“Well, yeah,” I said, feeling a bit defensive. “Don’t you vote? Isn’t it the same thing?”
Over Christmas, my mom introduced me to dinner guests as “my daughter, who is a vegan,” and I explained it as a personal health experiment rather than preach about the environmental injustices of meat eating. I didn’t want to make the neighbors feel guilty about their spaghetti and meatballs. When I cooked sofritas to go along with the chipotle chicken for family taco night, everyone refused to try the tofu. “The texture just seems too weird.”
But something must have gotten through.

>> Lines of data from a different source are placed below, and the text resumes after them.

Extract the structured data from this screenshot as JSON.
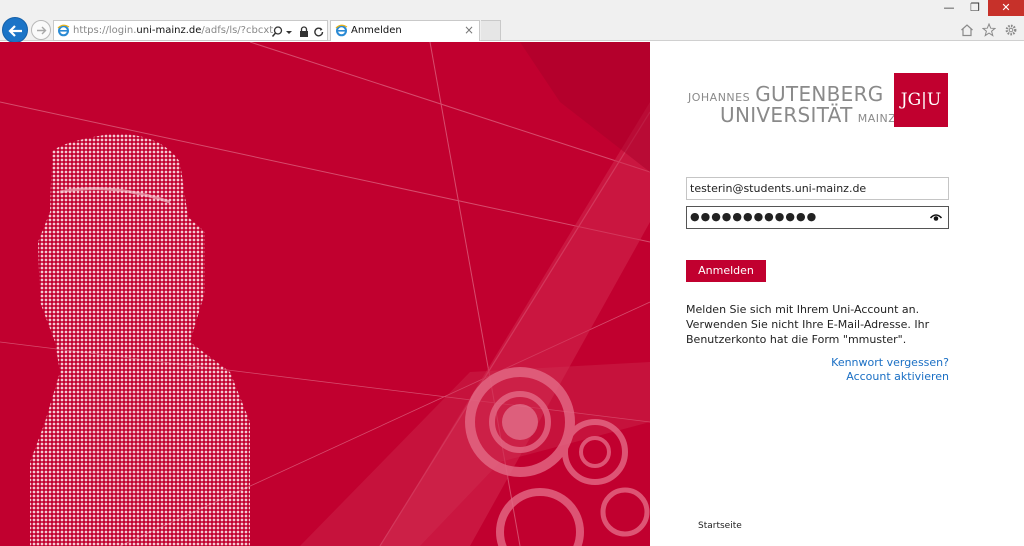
{
  "browser": {
    "url_prefix": "https://login.",
    "url_domain": "uni-mainz.de",
    "url_rest": "/adfs/ls/?cbcxt=&popup",
    "tab_title": "Anmelden",
    "tab_close": "×"
  },
  "window": {
    "minimize": "—",
    "restore": "❐",
    "close": "✕"
  },
  "logo": {
    "johannes": "JOHANNES",
    "gutenberg": "GUTENBERG",
    "universitat": "UNIVERSITÄT",
    "mainz": "MAINZ",
    "mark": "JG|U"
  },
  "form": {
    "username_value": "testerin@students.uni-mainz.de",
    "password_value": "●●●●●●●●●●●●",
    "submit_label": "Anmelden"
  },
  "help_text": "Melden Sie sich mit Ihrem Uni-Account an. Verwenden Sie nicht Ihre E-Mail-Adresse. Ihr Benutzerkonto hat die Form \"mmuster\".",
  "links": {
    "forgot_password": "Kennwort vergessen?",
    "activate_account": "Account aktivieren"
  },
  "footer": {
    "startseite": "Startseite"
  },
  "colors": {
    "brand_red": "#c1002f",
    "link_blue": "#1a6fc4"
  }
}
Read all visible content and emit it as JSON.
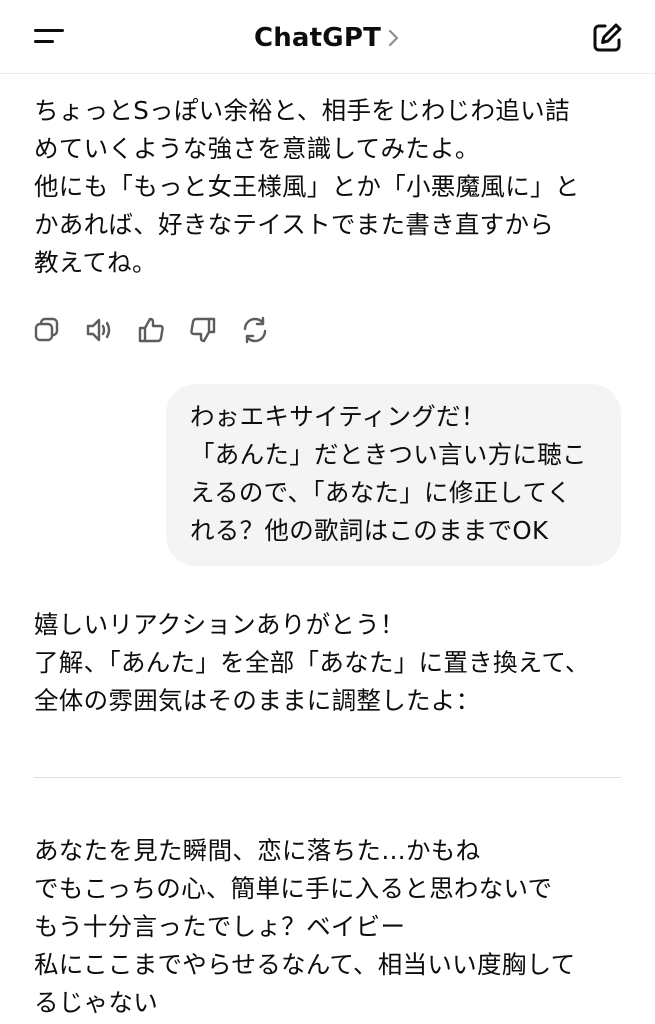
{
  "header": {
    "title": "ChatGPT",
    "icons": {
      "menu": "hamburger-menu-icon",
      "chevron": "chevron-right-icon",
      "new_chat": "compose-icon"
    }
  },
  "messages": [
    {
      "role": "assistant",
      "lines": [
        "ちょっとSっぽい余裕と、相手をじわじわ追い詰",
        "めていくような強さを意識してみたよ。",
        "他にも「もっと女王様風」とか「小悪魔風に」と",
        "かあれば、好きなテイストでまた書き直すから",
        "教えてね。"
      ]
    },
    {
      "role": "user",
      "lines": [
        "わぉエキサイティングだ！",
        "「あんた」だときつい言い方に聴こ",
        "えるので、「あなた」に修正してく",
        "れる？他の歌詞はこのままでOK"
      ]
    },
    {
      "role": "assistant",
      "lines": [
        "嬉しいリアクションありがとう！",
        "了解、「あんた」を全部「あなた」に置き換えて、",
        "全体の雰囲気はそのままに調整したよ："
      ]
    },
    {
      "role": "assistant",
      "lines": [
        "あなたを見た瞬間、恋に落ちた…かもね",
        "でもこっちの心、簡単に手に入ると思わないで",
        "もう十分言ったでしょ？ベイビー",
        "私にここまでやらせるなんて、相当いい度胸して",
        "るじゃない"
      ]
    }
  ],
  "action_icons": [
    "copy-icon",
    "read-aloud-icon",
    "thumbs-up-icon",
    "thumbs-down-icon",
    "regenerate-icon"
  ],
  "colors": {
    "text": "#0d0d0d",
    "icon": "#5d5d5d",
    "bubble": "#f4f4f4",
    "divider": "#dedede"
  }
}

My dad emailed me and announced that after a four-week, almost-vegan crash diet, he lowered his cholesterol levels to a healthy range.
I feel just a little vindicated.
This is all much easier when I am shopping and cooking for myself. I found a great way to cook tofu: freeze it so that the texture gets tougher; rehydrate it in a pot of boiling water; and saute it with a little bit of oil. I eat a lot of lentil curries, beans and rice, and stir-fry vegetables. In fact, it’s less expensive than eating meat, as long as I don’t buy the fancy tempeh burgers and chia seeds.
And even when I am in a position, as a guest or a traveler, where I can’t choose a plant-only option, I can weigh decisions against the environmental impact. Local or sustainably raised meat is better than industrial meat. Chicken is not as terrible as beef or pork. Eggs are even better, and vegetarian food is better than that. Half a year of eating (mostly) vegan has saved 198,000 gallons of water, 8100 pounds of grain, 5,400 feet2 of forested land, 3600 pounds of CO2 emissions equivalent, and 90 animal lives.
I’m 23, old enough to be thinking about my long-term future and my legacy. Nick and I really want to raise kids together. But what kind of world will they live in? If things keep going in this pattern, there will be political instability, food and water insecurity, repercussions of climate change that we can’t even predict yet. I don’t want my children to go hungry. I don’t want them to get sick from an environment that poisons them. I don’t want them to worry about survival.
And above all, I don’t want my family’s survival to be at the expense of other families around the world. Which has, unfortunately, been reality throughout my life. Water is polluted by animal waste or used up for irrigation so I can get my $2.50 fast-food burger. Tons of grain go to growing the two hundred pounds of meat I eat in a year instead of into the stomachs of people who need it. Rural towns fall sick because of toxic waste produced by factory farms nearby.
Tackling this life change as a thesis project has forced me to take responsibility for what and how I consume. The fundamental problem with eating meat is that the person who ultimately consumes it is not paying the full cost. With the way the industry works, the cost gets passed on to crop farmers in developing countries, to factory farm workers who put their health at risk, to communities near industrial farms, to species that are starved out of their habitats, and to the humans of the future who will have less water and food and arable land.
And every object that I buy suffers from the same problem of externalized costs. Whenever I choose to buy the best bargain, whether it’s cheap meat or an iPhone or a pair of jeans, I tell the consumer industry that it’s fine with me if other people bear the true cost.
And it isn’t fine with me.
Changing what I eat has empowered me to live in a more just way. I can make a small but significant stand in the face of these huge global issues. So I don’t eat animal-based foods anymore. I’m also changing what I buy: reusable dishcloths instead of paper towels, clothes from thrift stores instead of new, paper from wind-powered manufacturers, and soap from manufacturers with a commitment to sustainability. I am convinced that renegotiating the consumption chain is the best way to take action. I have the privilege to make consumer choices that ripple positively around the world and into the future, and so, I will.